And even more impressive than the substance, was the formatting.
I agree with you also: the presence of a Fister or two in the bullpen removes the pressure to have 12 guys out there. Fister and French, for example, could easily function as well as your worst three short guys.
We keep French in the discussion not just because Taro backs him :- ) but because French was Capt Jack's big deadline move. He's going to have a high place in line. For awhile.
I like French's upside more than Olson's in the bullpen anyway...especially if he remembers how to throw a slider at some point.
RJ catches the #1-3 and Joh the #4-6. Of course RJ's CERA is going to be better.

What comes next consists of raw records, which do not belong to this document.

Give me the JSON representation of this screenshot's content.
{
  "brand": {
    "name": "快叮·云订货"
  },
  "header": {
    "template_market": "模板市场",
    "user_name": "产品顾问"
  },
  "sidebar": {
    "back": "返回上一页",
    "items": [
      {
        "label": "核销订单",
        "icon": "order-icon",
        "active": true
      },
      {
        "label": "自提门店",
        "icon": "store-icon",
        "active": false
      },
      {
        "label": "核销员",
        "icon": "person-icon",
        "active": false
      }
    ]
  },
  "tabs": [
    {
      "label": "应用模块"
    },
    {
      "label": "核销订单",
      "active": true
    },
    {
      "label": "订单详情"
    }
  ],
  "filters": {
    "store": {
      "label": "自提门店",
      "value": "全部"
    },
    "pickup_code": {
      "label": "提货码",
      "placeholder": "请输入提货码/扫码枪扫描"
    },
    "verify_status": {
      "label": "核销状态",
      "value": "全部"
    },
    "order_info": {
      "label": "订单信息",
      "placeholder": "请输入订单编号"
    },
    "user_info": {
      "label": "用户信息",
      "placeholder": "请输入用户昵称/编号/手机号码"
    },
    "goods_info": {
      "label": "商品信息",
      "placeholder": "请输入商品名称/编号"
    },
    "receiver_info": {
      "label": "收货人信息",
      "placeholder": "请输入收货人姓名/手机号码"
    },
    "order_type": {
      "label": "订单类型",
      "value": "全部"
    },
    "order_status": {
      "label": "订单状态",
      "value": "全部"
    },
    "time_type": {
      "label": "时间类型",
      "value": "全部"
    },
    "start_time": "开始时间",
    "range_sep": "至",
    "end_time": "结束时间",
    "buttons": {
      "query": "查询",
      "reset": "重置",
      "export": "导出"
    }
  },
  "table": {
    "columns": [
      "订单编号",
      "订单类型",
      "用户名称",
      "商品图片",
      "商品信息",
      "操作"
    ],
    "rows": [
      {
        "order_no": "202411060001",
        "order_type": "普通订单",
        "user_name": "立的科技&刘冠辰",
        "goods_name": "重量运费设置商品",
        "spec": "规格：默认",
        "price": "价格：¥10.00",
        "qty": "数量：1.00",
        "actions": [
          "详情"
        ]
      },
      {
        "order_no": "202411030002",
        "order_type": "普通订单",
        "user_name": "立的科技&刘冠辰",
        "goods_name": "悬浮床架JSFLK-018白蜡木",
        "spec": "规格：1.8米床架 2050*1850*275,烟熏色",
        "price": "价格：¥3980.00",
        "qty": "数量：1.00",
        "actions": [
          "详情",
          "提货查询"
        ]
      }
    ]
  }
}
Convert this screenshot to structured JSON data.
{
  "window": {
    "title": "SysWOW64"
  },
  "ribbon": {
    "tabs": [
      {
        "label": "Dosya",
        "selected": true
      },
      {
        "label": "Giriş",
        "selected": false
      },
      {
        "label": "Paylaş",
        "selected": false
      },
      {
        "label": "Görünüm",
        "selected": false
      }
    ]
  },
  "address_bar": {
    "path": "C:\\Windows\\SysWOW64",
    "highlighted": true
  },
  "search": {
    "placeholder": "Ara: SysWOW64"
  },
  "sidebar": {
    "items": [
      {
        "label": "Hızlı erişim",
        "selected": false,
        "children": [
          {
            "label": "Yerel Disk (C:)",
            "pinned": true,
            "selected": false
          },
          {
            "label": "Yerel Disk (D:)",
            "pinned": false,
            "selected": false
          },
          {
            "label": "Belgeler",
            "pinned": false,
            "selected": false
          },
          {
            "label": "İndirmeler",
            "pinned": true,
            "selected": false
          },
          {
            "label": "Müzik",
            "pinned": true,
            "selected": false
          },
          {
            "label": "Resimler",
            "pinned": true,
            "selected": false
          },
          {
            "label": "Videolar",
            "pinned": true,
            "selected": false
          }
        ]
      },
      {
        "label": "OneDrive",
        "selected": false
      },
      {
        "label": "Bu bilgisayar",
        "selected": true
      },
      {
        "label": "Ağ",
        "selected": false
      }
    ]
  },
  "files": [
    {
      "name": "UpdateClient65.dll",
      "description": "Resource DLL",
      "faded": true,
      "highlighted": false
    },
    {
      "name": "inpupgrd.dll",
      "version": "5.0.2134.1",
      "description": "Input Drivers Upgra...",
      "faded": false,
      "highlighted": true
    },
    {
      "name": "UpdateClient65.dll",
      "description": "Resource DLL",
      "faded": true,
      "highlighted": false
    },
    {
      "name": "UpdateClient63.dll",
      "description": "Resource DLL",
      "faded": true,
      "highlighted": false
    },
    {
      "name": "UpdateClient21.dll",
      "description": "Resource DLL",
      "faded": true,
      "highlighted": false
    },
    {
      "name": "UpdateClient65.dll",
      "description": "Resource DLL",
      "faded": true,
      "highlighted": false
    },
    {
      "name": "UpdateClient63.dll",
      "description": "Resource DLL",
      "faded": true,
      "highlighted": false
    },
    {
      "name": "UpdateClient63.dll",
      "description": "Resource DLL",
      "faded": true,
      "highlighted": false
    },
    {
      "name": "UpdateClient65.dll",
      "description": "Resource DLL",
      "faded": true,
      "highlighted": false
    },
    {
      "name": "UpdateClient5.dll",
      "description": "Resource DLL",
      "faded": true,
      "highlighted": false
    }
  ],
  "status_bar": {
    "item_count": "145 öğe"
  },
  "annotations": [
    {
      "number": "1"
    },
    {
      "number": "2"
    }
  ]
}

You are aware that this factor does not account for ALL of the difference between 3.2 and 4.9.
Nor does it account for other seasons.
Only about 99% of it. I think the CERA is beyond misleading and I think its means ziltch in regard to Fister.
Guys better with Johjima (minumum 10 IPs):
Guys better with RJ:
If anything it seems the novices seem to do better with Johjima, and the vets seem to do better under RJ (Felix+Bedard+ pretty much explains the wide CERA spread). I don't know if these splits mean anything at all. Washburn for example was better under Johjima last year (ironically). Next year these splits could completely reverse. That is the nature of CERA.
Still, its possible that the established vets have convinced themselves that Joh's way of doing things don't work and have created a terrrible working environment. Perhaps when that attitude is not present, pitchers actually do better with Joh. Maybe, maybe not. Again, these splits could completely reverse next year.
In regards to Fister, I don't even think its a remotely viable argument. Fister gives up homeruns because hes hittable and hes around the plate a lot.
Still, if I grin and confidently tell you, "Watch me flip this coin. It's going to be heads." And then it is? I've got your attention if you've got any sense. "Okay, do it again."
Despite the pocket-protector, hornrimmed statistical regressions we could use.
I wondered BEFORE the game whether Fister might see his tateritis solved if he had a catcher making the calls he wanted to see. And it then was. Fister didn't give up a 350-foot fly all night.
Proof, no. But ten games is all we've got to go on. And so the one game is > 0.
You have a pre-conceived notion that you want to believe. Of course you'd view a single start as proof. Who knows. Maybe Moore puts Fister in a positive mindset due to familiarity or whatever (which doesn't mean RJ would either btw). We don't know yet until we see them work together more often.
Would Fister have done better with RJ behind the plate against NY or Texas last month? Maybe, but I seriously doubt it. Thats just going to happen from time to time when you have a guy with so-so stuff who is around the plate against a bunch of mashers. Most of the rookies have done better with Johjima behind the plate anyways, so I don't see what you're basing your argument on.
I just despise it when Johjima is blamed for a pitcher's mistake (the above shows why people are wrong for doing that). Certain pitchers (mostly young-ins) have done better with Johjima, some (mostly vets) have done better with RJ.